    Retained Earnings on the Balance Sheet

    One way to assess how successful a company is in using retained money is to look at a key factor called retained earnings to market value. It is calculated over a period of time and assesses the change in stock price against the net earnings retained by the company. The same elements that affect net income affect retained earnings, including sales revenue, cost of goods sold, depreciation and a range of other operating expenses. It is surplus cash from a company’s profits in a specified period that is commonly reinvested in the business to reduce debt, bolster future profits and/or promote the company’s growth. Retained earnings can be used for a variety of purposes and are derived from a company’s net income. Any time a company has net income, the retained earnings account will increase, while a net loss will decrease the amount of retained earnings. Retained earnings are part of the profit that your business earns that is retained for future use.

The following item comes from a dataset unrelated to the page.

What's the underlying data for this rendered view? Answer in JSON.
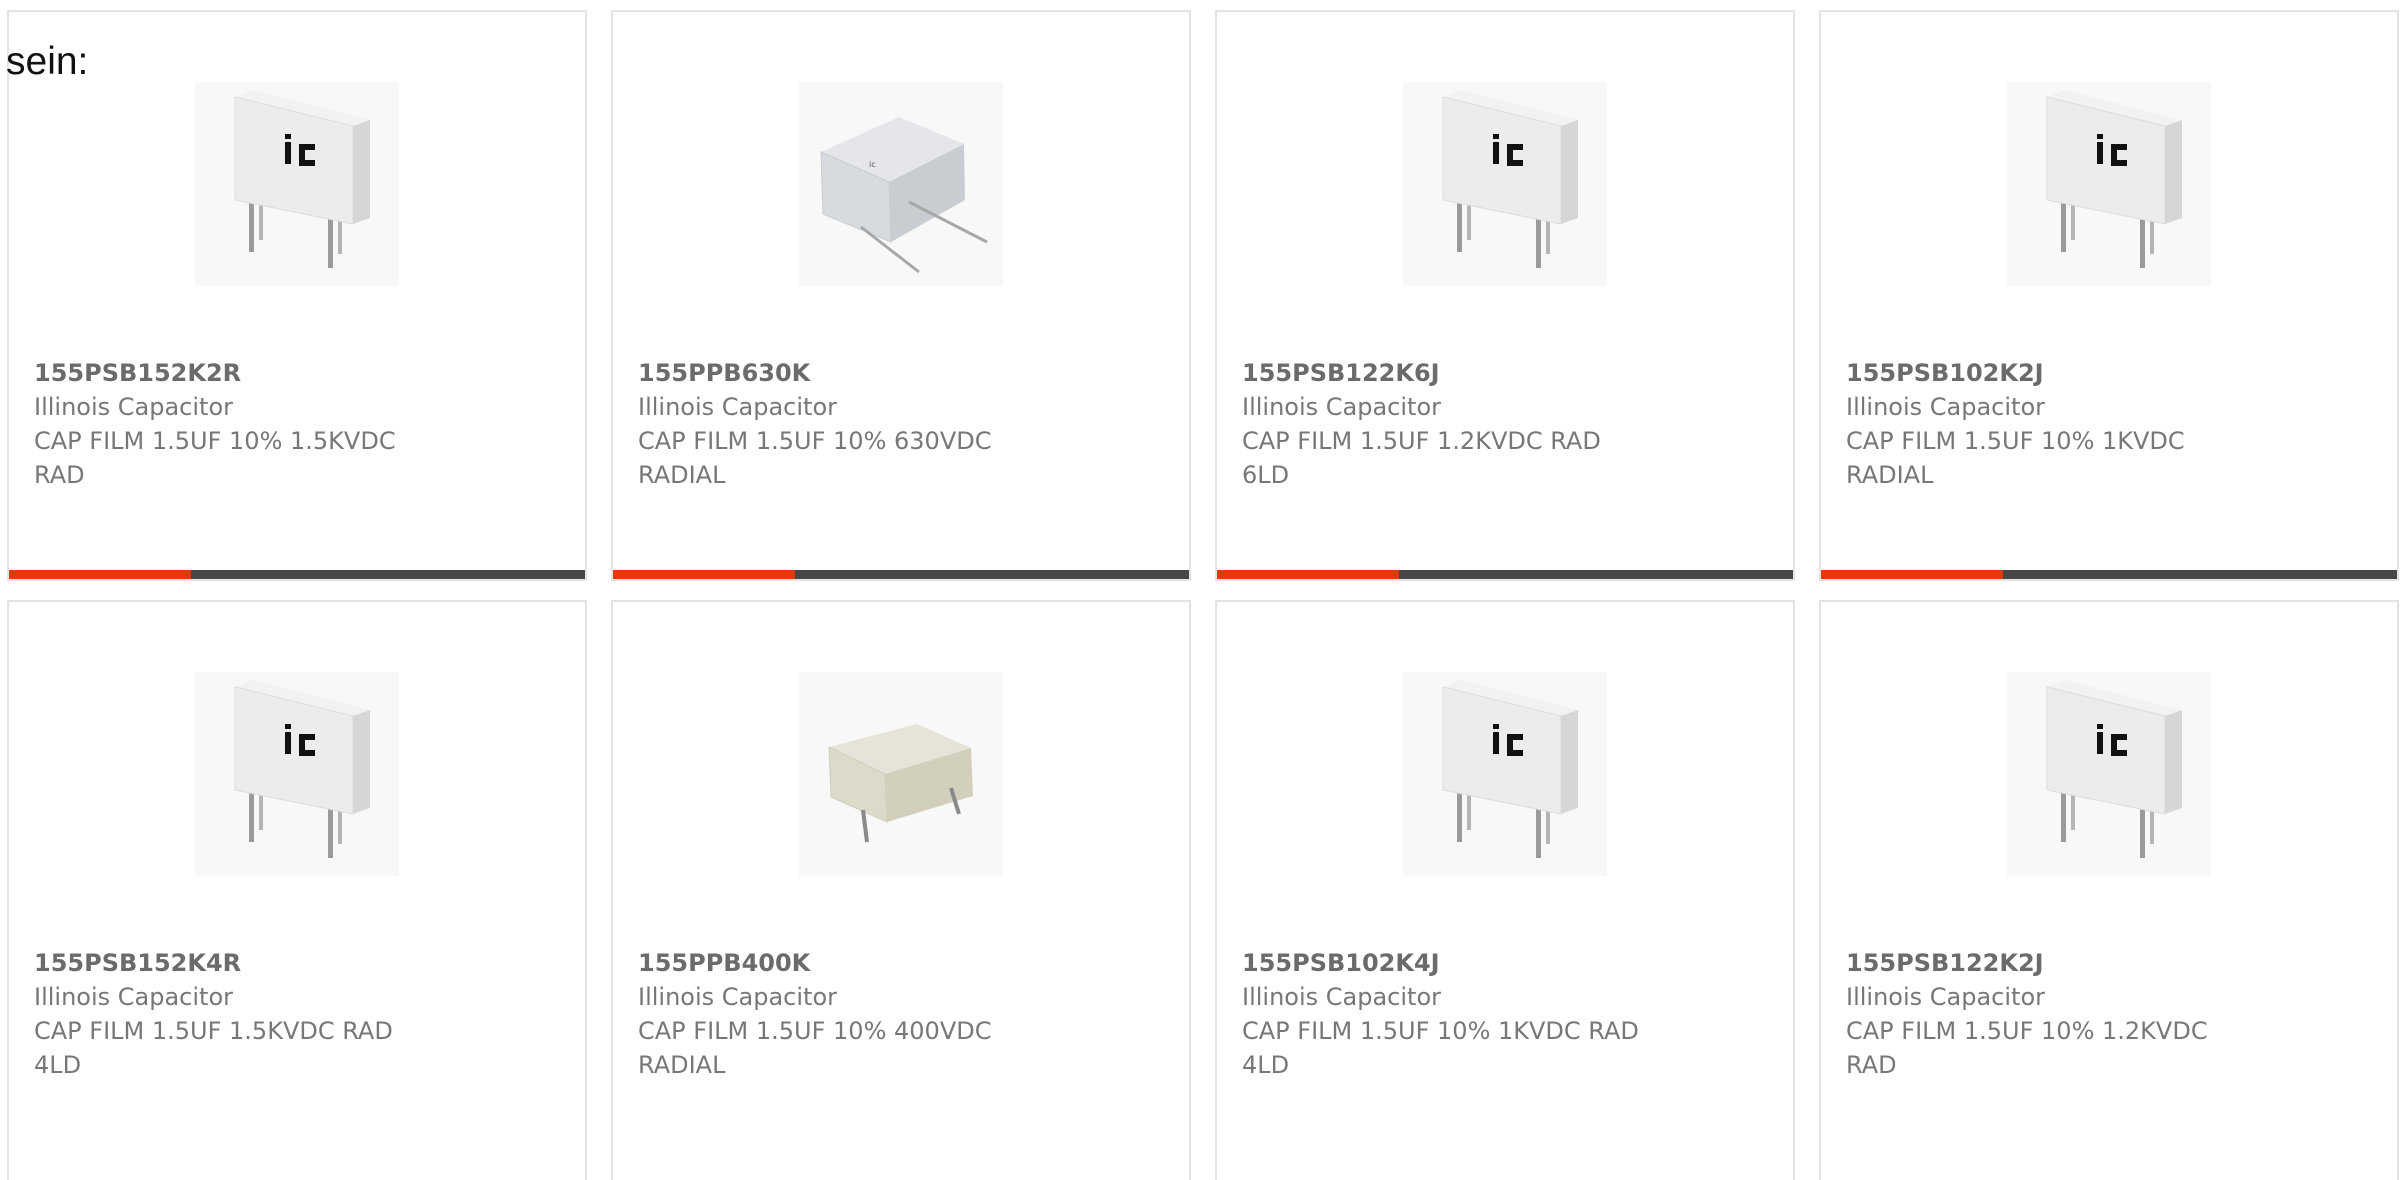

    What affects the retained earnings balance?

    Revenue and retained earnings are correlated since a portion of revenue ultimately becomes net income and later retained earnings. Net sales are calculated as gross revenues net of discounts, returns, and allowances.

    It is not possible to calculate dividends from a balance sheet by itself. If the company does not list dividends, obtain their income statement. The easiest way to find dividends paid is to look at a company’s statement of cash flows and find «dividends paid.» You can also find the dividends on many finance websites. To calculate retained earnings, start with the company’s net income figure for the period in question. From there, subtract any dividends that were paid out during that period. This figure can then be added to the retained earnings figure from the previous accounting period. The result is the company’s cumulative retained earnings for the current period.